Source records:
☆ ☆ ☆ ☆ ☆

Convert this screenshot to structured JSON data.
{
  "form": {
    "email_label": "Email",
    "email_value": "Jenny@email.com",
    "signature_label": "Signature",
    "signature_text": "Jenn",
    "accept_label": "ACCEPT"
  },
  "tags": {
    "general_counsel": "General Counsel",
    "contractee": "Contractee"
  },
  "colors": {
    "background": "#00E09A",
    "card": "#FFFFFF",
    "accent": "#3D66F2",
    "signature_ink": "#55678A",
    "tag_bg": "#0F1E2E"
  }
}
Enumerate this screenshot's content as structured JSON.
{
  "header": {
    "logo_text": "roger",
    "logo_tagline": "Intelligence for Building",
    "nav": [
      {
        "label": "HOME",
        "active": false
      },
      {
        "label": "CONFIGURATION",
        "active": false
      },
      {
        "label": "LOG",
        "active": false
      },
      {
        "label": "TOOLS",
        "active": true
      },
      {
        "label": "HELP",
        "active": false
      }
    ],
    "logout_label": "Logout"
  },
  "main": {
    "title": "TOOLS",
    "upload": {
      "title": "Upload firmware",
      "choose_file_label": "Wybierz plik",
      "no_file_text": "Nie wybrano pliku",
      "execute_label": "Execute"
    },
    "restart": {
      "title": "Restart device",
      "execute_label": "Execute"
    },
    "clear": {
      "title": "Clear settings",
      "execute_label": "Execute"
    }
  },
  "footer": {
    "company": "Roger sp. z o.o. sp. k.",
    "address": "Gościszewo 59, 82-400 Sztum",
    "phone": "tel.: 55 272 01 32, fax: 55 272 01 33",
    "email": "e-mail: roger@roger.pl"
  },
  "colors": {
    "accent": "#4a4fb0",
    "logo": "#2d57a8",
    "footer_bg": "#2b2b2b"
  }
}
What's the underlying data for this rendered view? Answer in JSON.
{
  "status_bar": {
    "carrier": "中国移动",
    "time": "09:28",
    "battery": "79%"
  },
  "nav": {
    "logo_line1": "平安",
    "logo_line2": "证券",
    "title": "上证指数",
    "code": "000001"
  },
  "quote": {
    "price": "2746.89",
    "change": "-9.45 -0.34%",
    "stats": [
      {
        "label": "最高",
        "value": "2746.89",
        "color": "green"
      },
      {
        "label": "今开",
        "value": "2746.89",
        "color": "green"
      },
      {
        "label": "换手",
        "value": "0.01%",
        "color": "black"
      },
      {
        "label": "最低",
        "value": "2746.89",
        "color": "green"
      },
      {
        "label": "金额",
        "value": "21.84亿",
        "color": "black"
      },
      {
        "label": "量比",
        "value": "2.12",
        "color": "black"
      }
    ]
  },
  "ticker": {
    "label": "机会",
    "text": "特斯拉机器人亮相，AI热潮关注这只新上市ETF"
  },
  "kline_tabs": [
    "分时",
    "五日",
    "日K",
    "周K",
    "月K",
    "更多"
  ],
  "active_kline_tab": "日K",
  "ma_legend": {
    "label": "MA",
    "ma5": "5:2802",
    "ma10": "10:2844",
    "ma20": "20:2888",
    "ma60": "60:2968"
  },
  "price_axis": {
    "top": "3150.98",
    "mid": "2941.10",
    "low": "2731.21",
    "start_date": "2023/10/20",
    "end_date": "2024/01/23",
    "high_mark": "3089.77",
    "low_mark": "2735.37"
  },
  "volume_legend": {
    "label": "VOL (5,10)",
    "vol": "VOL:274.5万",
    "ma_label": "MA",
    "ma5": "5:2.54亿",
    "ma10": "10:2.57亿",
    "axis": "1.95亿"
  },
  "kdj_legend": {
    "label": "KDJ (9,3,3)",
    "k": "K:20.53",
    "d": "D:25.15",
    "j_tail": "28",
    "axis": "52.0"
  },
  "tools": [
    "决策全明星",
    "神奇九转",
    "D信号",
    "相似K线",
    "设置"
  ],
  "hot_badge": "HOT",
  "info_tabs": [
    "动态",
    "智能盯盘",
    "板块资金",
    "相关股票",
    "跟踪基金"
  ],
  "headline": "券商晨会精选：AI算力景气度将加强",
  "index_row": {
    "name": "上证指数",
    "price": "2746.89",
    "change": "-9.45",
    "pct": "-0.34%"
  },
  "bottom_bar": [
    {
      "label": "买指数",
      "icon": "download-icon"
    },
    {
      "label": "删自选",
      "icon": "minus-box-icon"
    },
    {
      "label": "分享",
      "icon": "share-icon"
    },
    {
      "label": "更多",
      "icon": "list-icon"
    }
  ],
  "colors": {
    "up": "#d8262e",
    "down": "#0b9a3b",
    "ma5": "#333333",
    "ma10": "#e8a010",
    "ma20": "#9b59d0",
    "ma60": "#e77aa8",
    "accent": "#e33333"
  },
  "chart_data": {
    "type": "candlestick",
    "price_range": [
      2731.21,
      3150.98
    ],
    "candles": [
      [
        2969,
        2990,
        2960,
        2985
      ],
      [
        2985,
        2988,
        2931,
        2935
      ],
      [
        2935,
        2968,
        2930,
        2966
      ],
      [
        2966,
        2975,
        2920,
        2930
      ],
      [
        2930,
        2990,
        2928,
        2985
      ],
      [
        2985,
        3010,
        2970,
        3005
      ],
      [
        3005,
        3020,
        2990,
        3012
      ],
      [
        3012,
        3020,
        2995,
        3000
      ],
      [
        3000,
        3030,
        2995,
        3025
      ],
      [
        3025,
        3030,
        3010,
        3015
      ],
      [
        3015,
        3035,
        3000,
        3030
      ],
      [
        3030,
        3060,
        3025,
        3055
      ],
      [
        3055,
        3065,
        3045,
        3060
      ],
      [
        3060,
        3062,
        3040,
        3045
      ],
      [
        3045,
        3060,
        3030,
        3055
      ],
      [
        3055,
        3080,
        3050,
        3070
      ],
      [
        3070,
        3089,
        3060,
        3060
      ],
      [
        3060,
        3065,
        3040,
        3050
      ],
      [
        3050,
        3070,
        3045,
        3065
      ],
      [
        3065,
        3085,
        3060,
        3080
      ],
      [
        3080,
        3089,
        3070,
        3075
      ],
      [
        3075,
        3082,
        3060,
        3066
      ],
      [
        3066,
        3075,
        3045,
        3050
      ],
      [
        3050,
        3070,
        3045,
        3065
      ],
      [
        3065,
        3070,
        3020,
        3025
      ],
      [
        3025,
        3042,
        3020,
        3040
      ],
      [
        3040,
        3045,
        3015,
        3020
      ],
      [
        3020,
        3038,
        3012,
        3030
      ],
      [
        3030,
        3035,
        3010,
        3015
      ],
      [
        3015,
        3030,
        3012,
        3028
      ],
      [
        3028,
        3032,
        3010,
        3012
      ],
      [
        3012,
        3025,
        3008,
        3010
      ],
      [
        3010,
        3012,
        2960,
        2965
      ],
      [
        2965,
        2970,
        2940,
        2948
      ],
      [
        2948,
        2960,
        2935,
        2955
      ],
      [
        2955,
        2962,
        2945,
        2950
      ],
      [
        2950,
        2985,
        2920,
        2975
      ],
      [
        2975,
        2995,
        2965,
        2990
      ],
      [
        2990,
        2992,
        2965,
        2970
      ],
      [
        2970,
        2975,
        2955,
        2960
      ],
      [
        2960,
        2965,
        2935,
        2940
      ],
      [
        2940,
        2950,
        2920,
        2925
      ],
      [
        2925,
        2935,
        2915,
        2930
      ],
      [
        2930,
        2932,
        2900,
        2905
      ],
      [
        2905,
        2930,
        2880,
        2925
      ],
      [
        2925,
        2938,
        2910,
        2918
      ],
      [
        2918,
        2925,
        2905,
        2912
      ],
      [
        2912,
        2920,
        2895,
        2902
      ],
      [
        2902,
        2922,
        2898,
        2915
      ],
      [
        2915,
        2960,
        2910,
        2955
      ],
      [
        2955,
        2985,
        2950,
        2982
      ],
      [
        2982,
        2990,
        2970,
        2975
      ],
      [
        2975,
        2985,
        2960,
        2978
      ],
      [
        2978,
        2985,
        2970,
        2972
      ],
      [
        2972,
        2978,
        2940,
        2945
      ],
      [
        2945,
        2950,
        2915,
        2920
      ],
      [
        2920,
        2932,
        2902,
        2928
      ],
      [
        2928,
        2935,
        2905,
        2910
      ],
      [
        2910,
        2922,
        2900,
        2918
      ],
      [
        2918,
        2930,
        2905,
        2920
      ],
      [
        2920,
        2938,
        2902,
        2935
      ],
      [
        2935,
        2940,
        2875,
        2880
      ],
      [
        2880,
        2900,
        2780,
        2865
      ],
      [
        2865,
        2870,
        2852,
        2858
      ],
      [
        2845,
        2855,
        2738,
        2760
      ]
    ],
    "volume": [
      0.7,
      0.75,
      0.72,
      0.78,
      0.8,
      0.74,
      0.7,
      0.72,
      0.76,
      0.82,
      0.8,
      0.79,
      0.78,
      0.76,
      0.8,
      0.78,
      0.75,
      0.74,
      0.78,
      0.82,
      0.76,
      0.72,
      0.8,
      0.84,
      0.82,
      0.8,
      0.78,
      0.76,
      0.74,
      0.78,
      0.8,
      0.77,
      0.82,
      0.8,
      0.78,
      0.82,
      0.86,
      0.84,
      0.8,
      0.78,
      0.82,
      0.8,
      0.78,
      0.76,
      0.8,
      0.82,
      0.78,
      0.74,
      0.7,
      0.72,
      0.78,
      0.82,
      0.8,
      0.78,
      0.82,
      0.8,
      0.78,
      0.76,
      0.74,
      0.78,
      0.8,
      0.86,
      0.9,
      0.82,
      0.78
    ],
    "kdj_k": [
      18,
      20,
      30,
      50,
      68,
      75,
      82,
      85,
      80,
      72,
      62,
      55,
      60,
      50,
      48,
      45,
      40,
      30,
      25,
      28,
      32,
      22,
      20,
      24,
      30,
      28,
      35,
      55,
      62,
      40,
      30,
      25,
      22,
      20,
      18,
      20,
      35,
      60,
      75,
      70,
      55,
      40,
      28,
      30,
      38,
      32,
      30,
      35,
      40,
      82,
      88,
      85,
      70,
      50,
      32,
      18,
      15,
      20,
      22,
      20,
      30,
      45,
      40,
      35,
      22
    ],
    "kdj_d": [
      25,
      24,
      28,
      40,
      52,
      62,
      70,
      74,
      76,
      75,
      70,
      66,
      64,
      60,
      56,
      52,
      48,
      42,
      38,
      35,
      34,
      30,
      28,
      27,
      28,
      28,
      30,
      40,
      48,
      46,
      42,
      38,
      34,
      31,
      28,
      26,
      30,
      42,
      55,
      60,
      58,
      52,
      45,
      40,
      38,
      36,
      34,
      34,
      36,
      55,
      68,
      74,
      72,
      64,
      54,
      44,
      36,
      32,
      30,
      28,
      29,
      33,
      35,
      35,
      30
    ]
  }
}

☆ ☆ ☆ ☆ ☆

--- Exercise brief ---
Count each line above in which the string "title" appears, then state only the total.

--- Task response ---
5